The television personality and cookbook author Ted Allen stirred up a shit storm this week by calling me out on my hatred of the round wooden spoon, which he apparently has the hots for. He happened to mention our exchange at a City Harvest event to Eric Ripert, executive chef of Le Bernardin, one of the finest restaurants in the country, with whom I’ve worked closely, who added a little more caca to the pot by tweeting “Crème anglaise? Since the days of Escoffier, stir with a wood spoon, Ruhlman.” He then phoned me to further faire caca into my cell phone until he conceded that it was the wood, not a round wood spoon, then was evasive, said a client had just arrived. But he handed the phone to his British-born, French-trained pastry chef, Laurie Read On »
Posts Categorized: sauce

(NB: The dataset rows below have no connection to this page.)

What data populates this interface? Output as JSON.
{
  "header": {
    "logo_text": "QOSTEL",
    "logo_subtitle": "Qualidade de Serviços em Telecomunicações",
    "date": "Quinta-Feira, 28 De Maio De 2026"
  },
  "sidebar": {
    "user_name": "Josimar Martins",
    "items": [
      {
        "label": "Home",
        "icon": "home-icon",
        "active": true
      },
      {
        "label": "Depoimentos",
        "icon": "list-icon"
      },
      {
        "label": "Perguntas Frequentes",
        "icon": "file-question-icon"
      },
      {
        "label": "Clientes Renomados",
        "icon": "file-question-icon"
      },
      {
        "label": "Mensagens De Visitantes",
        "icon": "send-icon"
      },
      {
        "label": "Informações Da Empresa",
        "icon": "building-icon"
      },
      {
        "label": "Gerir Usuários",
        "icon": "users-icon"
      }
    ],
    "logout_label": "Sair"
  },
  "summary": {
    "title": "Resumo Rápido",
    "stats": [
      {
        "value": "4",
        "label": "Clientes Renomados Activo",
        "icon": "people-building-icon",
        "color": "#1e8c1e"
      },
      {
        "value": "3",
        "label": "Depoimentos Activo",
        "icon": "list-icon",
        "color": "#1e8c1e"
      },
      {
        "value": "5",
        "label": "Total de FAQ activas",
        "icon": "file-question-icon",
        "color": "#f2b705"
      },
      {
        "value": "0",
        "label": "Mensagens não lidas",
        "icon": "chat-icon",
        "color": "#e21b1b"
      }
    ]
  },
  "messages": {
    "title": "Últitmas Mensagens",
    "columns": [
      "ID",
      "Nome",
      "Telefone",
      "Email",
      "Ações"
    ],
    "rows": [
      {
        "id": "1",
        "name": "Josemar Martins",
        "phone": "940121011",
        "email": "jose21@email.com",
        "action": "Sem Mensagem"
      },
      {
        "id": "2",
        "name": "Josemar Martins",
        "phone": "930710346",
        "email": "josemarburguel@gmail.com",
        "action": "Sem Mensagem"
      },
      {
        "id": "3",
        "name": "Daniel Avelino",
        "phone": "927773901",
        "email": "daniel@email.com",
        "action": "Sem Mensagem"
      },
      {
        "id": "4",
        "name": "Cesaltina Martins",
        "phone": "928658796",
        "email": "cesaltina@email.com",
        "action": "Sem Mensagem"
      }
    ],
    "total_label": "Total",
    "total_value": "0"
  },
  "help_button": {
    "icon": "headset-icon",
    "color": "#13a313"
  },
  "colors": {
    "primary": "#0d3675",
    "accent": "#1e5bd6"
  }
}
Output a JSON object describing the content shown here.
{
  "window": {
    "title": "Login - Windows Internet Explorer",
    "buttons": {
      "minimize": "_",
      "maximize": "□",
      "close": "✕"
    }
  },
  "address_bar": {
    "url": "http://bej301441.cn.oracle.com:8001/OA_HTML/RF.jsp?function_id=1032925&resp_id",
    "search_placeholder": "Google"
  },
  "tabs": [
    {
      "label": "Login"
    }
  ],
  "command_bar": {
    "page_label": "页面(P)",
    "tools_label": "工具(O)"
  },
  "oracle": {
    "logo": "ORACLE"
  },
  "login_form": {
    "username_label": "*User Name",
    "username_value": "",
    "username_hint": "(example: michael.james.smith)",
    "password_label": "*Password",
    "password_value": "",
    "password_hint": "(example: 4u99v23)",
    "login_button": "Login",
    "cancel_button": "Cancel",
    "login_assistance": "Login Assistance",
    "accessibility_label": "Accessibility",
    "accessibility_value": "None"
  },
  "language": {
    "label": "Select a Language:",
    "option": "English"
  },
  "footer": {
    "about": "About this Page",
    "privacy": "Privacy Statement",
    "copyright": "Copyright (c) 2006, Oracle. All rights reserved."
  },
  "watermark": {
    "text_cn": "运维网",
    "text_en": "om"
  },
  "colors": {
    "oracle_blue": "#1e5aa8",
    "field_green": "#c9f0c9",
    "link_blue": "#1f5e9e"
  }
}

Yet again finishing up a manuscript with mayonnaise on my mind, and I always think of Donna’s lovely images, captured when spring light was coming through our kitchen window. I could look at these forever (and now, as I couldn’t five years ago, I can post them to Twitter). Thanks, Donna! And remember, the emulsion is less about the yolk than about the liquid. Originally posted on May 21, 2008 Finishing up the revisions of a manuscript and going over some fat-based sauces has returned me to the mayonnaise. Like the popover, it’s the story of a great transformation. Yolk, lemon juice, salt, and oil. There simply isn’t anything like it when you make it yourself—you can’t buy this stuff. But I’ll bet you have everything you need to make it right now. I’ll include a Read On »
How to execute the perfect Nicoise salad from fish to vegetable to dressing, via Guardian UK.
There’s a visceral pleasure to eating dangerous or forbidden food. Wild fugu, for instance. Wild mushrooms. Raw meat. Even oysters, still virtually alive. Why on earth would anyone try to eat something that stings? And believe me, these are prickly motherfuckers. Why? Because it’s fun. But there’s more to them than that. And the devoted baker and wonderful soul who runs Two Sisters Bakery in Homer, Alaska, describes why this “pesky, painful weed” is great to eat. Thanks for this valuable guest post, Carri! — Michael by Carri Thurman Nettles, the wild edible and pesky, painful weed that has been a staple of traditionalists and confounding gardeners since the beginning of time, are finally getting their spot on the culinary stage. Nettles are replacing kale as the superfood of the moment, boasting the highest levels Read On »
On Saturday night, sitting in the Ohio State Theater waiting for Jim Gaffigan to go on, I got a tweet from Elise alerting me that a website had stolen my text and Donna’s photos from the following post. Elise, creator of the site Simply Recipes and vigilant crusader for blogger rights and general Internet justice, also sent me a link to the Google page to report copyright infringement. I wrote to Google, and the folks there had the theft taken down within days. So here’s a prime example of the very hard work Elise does, not just her consistently excellent publishing at Simply Recipes, but also her work on behalf of other bloggers. And also the mighty Hollandaise, one of the all-time great sauces for eggs, for vegetables, for fish … hell, I could just eat it Read On »